*** Opening of DATA RECORDS ***
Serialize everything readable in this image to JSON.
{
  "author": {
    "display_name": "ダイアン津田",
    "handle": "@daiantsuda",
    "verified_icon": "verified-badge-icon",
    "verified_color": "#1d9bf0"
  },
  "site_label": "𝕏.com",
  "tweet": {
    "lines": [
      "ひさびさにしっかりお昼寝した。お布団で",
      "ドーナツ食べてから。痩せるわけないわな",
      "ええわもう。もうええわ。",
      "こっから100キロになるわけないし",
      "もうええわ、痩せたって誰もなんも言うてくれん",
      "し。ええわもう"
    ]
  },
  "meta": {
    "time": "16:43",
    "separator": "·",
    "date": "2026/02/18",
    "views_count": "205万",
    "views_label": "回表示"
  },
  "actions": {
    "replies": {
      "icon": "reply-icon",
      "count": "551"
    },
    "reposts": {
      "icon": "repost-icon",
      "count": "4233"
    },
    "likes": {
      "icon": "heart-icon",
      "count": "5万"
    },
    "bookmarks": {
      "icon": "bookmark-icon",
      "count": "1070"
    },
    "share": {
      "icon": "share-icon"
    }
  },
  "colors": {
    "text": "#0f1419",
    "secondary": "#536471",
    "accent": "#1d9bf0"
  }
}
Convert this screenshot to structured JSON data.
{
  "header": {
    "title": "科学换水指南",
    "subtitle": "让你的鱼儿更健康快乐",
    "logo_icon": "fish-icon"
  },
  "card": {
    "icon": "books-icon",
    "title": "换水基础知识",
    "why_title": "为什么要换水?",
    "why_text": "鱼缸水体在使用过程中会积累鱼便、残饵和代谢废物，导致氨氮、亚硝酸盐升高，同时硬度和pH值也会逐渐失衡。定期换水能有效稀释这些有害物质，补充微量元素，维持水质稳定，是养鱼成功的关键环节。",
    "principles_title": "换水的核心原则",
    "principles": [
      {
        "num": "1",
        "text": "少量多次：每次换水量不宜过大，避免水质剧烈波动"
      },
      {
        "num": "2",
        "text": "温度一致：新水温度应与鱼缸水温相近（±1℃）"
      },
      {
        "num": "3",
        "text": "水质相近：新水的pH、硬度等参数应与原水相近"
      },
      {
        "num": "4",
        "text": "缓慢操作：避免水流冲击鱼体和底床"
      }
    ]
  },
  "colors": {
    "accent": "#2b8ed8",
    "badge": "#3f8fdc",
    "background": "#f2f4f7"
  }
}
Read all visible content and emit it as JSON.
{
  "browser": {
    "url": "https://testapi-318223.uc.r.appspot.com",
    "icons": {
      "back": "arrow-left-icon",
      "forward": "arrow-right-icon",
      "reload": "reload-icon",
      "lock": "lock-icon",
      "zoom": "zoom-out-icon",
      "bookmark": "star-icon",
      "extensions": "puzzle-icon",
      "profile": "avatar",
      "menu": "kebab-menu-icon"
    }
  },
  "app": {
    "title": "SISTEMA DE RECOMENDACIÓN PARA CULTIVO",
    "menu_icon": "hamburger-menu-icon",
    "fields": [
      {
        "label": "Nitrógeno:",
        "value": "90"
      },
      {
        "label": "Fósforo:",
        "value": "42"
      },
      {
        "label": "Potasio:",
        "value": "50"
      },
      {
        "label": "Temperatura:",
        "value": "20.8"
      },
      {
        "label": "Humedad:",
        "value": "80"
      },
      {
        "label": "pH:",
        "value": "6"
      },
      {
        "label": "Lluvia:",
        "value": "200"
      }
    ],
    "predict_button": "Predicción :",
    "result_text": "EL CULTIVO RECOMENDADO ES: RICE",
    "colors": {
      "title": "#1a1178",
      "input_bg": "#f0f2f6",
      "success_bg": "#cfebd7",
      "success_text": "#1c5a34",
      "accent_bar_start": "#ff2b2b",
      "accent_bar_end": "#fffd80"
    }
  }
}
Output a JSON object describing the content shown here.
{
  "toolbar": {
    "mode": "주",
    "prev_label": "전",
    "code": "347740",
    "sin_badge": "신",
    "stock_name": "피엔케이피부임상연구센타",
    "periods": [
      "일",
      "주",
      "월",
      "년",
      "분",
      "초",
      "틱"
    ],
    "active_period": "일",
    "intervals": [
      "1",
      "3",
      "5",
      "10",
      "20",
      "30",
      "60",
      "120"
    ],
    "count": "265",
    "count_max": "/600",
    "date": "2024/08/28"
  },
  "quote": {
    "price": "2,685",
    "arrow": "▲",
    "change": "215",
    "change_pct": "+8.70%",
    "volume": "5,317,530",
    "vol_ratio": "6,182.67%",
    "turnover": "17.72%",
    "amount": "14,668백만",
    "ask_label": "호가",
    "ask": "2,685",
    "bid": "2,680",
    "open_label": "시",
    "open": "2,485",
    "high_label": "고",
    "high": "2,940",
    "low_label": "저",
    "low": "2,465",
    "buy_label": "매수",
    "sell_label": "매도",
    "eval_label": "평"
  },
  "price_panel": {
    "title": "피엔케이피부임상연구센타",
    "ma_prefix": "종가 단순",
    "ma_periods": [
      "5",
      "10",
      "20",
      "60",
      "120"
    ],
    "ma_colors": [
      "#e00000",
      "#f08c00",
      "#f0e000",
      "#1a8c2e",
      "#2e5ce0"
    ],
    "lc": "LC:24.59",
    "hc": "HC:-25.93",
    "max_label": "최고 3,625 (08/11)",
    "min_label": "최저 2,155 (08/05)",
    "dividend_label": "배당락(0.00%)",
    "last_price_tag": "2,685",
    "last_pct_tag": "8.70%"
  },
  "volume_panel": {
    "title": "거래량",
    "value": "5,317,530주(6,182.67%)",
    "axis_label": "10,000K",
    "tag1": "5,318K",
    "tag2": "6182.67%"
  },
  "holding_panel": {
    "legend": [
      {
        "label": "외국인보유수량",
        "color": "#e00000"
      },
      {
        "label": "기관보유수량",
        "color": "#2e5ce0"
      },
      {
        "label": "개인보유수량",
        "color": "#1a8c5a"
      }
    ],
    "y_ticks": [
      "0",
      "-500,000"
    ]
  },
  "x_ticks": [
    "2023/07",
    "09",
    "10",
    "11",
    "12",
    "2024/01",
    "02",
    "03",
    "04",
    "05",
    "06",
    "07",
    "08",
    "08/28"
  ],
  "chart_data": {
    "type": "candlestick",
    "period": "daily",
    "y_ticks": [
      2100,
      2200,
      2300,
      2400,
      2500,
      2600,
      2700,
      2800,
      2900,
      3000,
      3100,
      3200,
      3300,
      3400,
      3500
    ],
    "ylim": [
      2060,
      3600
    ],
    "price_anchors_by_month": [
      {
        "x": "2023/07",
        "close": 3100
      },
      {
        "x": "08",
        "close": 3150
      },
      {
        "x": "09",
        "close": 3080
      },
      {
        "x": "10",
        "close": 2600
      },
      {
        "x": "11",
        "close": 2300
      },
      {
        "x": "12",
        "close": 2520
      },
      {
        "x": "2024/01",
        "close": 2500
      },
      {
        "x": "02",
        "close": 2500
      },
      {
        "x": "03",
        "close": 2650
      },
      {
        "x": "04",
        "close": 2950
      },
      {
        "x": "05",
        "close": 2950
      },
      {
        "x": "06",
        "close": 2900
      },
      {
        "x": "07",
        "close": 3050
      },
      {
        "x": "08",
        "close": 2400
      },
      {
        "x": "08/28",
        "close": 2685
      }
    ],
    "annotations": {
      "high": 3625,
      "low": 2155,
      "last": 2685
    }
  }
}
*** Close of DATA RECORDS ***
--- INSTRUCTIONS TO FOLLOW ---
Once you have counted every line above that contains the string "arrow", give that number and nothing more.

--- EXERCISE ANSWER ---
3